[Required work] Copy out all lines of the listing below that hold "community".

==============================

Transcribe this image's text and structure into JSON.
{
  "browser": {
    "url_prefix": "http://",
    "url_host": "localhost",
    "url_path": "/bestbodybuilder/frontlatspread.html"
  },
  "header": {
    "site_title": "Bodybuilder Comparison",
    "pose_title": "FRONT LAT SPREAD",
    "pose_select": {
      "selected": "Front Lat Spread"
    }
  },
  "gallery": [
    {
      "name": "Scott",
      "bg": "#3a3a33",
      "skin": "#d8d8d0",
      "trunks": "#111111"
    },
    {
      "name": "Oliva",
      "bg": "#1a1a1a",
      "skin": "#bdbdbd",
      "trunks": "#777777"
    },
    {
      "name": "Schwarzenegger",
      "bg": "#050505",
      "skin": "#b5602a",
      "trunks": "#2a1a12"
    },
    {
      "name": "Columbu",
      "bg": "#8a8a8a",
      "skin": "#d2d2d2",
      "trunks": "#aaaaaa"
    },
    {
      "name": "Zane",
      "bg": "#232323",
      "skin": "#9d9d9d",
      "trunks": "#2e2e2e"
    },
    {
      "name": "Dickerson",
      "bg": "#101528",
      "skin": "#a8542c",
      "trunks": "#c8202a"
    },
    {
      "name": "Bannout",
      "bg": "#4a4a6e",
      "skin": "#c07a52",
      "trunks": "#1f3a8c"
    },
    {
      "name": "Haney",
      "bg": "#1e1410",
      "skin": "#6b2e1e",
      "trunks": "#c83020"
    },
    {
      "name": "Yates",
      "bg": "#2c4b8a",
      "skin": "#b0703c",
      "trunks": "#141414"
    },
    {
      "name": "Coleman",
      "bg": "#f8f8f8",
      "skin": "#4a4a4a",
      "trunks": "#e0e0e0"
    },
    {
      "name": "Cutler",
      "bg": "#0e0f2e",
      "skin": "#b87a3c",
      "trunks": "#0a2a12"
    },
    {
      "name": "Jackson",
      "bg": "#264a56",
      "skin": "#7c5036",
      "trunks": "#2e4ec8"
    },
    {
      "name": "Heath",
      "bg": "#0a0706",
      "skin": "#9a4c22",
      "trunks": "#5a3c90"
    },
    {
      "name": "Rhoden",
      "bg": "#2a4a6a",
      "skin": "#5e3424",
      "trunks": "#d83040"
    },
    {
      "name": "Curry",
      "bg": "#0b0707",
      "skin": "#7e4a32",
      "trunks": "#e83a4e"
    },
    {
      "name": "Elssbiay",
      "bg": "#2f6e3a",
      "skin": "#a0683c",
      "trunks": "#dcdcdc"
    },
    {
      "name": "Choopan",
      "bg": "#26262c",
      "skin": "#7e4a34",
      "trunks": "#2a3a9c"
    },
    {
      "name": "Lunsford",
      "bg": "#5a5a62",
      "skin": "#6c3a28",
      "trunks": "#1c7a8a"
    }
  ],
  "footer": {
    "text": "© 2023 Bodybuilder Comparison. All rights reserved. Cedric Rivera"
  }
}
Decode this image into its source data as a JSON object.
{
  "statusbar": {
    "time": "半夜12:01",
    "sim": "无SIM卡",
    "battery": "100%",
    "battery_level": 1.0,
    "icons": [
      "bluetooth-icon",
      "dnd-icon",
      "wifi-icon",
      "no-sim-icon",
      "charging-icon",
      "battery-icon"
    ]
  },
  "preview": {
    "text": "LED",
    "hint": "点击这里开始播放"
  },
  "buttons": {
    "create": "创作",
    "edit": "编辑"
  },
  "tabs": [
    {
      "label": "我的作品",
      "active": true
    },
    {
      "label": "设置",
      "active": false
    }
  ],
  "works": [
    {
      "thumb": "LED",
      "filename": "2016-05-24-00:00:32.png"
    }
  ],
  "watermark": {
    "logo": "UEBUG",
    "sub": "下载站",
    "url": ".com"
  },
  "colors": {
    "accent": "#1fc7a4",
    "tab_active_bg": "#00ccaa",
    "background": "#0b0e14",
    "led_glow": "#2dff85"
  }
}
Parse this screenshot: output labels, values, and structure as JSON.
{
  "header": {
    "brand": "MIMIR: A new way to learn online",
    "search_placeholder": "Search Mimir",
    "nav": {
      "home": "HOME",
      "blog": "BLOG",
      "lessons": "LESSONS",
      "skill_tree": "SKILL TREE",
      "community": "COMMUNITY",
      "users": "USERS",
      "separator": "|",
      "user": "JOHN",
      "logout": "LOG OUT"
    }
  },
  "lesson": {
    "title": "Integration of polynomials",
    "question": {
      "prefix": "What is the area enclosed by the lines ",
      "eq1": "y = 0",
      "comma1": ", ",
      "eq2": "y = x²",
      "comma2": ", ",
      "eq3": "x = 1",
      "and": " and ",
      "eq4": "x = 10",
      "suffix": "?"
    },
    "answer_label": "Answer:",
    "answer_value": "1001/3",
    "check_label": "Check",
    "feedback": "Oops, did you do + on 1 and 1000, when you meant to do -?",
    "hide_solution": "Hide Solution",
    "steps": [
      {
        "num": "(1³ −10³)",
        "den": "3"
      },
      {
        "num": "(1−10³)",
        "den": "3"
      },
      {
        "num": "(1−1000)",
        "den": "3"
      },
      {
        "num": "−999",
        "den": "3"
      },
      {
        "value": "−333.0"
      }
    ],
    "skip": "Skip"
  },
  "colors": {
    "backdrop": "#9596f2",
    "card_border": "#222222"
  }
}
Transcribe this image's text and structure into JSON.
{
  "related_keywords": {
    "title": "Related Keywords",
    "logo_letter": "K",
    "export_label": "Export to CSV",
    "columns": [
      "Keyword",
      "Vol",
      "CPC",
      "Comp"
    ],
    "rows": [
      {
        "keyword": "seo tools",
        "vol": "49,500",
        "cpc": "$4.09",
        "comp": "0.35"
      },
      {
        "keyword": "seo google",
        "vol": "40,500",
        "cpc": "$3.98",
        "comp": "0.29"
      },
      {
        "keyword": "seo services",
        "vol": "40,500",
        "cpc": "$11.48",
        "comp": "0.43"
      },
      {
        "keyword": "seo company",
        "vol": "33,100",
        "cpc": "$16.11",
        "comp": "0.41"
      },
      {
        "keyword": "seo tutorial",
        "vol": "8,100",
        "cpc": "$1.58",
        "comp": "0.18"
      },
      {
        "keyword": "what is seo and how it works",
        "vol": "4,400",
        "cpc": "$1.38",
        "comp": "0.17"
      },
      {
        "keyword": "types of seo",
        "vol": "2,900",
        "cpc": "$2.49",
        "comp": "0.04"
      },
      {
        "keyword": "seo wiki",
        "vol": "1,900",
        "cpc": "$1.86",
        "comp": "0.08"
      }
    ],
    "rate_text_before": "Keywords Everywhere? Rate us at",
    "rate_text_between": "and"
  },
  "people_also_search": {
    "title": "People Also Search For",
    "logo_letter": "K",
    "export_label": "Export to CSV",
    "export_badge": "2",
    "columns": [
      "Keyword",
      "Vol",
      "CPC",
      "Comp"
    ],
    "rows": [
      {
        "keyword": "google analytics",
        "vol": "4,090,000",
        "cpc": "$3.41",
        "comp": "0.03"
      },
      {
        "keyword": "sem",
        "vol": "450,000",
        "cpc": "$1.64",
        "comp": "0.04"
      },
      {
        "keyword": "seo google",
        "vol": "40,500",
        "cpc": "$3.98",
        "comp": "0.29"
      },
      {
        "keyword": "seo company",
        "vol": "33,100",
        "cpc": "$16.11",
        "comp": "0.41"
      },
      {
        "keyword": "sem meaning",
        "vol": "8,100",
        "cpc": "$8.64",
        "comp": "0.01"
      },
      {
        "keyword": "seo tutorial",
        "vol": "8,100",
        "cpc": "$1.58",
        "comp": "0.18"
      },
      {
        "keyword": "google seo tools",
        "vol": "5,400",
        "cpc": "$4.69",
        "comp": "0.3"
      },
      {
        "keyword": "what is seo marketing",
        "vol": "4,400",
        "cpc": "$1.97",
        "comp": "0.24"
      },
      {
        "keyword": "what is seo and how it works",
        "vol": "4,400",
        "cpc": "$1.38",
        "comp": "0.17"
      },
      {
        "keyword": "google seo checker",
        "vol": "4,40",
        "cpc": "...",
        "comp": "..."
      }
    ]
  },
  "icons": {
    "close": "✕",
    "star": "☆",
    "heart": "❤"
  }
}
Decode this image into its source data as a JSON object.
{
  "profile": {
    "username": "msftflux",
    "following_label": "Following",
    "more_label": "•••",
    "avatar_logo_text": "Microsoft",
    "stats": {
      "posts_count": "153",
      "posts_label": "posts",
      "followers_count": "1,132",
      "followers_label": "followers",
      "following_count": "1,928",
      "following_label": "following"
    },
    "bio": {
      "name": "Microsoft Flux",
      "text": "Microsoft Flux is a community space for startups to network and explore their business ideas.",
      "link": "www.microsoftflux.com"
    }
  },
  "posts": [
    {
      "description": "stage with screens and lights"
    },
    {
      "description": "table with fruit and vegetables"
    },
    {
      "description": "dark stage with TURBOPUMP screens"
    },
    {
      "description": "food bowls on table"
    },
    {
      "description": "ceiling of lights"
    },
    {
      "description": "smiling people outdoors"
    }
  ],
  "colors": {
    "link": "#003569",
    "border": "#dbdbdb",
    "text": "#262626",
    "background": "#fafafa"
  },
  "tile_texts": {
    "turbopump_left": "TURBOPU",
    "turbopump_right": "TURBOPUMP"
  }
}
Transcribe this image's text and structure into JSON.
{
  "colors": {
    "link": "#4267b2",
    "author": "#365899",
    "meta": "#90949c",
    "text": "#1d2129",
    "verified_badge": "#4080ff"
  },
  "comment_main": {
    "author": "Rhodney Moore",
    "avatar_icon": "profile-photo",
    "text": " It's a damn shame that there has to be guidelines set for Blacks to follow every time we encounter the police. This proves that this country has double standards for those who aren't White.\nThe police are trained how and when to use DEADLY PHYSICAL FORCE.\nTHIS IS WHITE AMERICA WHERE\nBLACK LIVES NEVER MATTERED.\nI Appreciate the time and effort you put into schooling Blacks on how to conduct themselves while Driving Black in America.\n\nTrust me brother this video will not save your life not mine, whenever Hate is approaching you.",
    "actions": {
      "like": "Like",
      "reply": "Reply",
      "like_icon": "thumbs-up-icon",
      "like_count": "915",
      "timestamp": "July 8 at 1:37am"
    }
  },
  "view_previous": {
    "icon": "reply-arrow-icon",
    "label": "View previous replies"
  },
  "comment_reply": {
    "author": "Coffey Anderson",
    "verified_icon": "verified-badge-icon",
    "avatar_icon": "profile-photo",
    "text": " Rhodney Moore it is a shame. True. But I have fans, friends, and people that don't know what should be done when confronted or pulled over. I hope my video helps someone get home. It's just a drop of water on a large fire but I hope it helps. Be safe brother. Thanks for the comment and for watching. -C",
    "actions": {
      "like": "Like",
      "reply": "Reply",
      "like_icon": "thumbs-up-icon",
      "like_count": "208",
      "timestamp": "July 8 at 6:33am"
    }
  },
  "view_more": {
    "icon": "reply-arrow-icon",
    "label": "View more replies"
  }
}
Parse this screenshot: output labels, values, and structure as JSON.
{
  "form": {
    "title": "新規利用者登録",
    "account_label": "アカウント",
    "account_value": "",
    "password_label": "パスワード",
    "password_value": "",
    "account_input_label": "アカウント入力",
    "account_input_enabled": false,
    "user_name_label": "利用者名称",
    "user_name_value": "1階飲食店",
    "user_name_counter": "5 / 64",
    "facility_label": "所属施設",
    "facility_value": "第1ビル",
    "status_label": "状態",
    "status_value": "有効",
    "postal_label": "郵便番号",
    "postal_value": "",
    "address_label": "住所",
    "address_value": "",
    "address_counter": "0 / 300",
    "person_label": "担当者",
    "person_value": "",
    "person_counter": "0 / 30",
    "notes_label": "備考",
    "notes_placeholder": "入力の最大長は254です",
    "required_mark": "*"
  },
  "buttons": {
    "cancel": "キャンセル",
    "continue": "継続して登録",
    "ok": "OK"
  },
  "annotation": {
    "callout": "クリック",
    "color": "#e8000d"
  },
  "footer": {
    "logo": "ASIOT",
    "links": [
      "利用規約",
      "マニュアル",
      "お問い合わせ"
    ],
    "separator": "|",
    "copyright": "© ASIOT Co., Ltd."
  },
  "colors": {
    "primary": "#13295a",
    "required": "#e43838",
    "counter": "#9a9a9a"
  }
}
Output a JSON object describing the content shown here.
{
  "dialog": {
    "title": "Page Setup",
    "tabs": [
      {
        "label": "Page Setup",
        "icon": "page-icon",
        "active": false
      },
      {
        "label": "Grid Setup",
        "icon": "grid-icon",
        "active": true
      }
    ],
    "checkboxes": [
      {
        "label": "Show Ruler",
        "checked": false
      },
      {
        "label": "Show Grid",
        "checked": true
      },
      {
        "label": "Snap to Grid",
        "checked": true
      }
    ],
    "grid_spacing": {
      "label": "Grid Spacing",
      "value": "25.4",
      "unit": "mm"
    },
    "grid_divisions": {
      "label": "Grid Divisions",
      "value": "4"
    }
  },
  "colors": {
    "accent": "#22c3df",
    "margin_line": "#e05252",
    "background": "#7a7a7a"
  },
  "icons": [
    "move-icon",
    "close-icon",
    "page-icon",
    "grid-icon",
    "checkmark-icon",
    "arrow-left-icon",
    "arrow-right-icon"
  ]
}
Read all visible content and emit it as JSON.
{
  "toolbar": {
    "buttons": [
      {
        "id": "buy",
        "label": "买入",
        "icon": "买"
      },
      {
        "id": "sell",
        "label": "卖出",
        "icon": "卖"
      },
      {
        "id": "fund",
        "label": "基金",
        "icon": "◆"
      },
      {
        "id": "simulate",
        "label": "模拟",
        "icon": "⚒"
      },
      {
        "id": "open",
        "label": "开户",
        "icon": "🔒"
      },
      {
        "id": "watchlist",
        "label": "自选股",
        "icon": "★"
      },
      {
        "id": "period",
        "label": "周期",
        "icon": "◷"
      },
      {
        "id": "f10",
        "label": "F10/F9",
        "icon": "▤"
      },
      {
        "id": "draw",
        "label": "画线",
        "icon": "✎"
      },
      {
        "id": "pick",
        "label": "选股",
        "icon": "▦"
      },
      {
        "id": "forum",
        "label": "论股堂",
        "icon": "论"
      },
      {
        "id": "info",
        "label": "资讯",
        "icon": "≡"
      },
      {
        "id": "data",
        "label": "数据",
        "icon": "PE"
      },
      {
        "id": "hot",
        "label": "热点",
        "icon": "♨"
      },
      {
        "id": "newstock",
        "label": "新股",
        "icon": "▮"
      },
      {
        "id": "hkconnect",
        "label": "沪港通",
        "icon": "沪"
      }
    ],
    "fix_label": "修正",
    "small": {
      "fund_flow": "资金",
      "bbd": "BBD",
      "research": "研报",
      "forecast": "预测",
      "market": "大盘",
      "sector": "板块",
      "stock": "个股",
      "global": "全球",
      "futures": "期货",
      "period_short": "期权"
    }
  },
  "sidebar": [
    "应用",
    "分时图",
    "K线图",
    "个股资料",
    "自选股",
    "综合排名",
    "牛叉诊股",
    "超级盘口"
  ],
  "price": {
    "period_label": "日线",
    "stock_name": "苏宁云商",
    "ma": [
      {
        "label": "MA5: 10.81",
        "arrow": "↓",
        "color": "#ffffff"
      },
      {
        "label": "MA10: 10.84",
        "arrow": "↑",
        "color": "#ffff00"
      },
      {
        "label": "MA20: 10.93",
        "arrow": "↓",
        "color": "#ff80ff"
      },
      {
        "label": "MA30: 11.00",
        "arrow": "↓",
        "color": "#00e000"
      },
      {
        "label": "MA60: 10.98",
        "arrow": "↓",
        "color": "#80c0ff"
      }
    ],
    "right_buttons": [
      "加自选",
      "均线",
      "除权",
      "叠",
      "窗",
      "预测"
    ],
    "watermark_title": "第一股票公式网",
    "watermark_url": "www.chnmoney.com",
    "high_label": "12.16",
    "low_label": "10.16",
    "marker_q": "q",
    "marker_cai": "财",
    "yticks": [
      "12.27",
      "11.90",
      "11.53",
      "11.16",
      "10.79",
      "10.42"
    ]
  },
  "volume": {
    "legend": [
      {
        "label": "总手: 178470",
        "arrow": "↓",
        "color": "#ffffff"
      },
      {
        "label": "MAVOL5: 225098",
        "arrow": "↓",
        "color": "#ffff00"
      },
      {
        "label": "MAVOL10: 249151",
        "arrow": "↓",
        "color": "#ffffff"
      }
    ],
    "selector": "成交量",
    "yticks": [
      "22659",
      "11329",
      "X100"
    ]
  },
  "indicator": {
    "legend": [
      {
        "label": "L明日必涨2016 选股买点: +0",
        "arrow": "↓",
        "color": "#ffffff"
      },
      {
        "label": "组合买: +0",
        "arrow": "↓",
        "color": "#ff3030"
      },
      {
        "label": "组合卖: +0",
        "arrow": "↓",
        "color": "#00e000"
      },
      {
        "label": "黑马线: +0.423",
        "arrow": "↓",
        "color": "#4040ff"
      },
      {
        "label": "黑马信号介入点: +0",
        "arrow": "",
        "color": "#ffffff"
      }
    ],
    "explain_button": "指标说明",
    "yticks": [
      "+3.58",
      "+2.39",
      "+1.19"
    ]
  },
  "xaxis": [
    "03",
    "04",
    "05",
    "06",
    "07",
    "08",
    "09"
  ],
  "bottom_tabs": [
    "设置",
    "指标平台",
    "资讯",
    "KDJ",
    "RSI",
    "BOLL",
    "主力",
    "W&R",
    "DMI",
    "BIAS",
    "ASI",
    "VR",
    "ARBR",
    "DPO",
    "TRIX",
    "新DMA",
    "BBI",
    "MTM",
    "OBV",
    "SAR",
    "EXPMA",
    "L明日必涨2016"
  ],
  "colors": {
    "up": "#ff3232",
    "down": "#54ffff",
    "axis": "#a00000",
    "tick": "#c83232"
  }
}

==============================

[Reply]
      "community": "COMMUNITY",
      "text": "Microsoft Flux is a community space for startups to network and explore their business ideas.",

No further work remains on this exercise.